** Opening Material provided block **

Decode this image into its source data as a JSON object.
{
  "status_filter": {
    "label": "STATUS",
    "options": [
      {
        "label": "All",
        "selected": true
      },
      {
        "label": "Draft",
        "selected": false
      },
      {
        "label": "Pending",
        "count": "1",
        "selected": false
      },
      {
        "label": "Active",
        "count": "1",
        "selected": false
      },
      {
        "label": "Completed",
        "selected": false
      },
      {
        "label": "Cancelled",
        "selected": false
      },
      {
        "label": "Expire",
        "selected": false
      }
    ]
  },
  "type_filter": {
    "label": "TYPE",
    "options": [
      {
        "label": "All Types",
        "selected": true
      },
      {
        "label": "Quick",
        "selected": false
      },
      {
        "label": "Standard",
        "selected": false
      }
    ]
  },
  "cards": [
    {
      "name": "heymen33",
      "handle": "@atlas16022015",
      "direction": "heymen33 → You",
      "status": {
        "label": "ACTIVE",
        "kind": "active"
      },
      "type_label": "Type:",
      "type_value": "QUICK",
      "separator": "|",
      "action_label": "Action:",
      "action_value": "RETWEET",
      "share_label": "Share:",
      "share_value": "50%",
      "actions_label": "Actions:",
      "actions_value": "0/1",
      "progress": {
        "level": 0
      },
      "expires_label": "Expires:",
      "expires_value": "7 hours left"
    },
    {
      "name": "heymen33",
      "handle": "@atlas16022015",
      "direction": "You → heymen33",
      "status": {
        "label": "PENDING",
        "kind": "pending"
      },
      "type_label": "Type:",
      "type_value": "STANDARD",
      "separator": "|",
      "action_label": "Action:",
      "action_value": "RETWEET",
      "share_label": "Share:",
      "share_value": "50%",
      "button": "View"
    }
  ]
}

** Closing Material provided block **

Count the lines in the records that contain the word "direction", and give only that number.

**Result below:** 2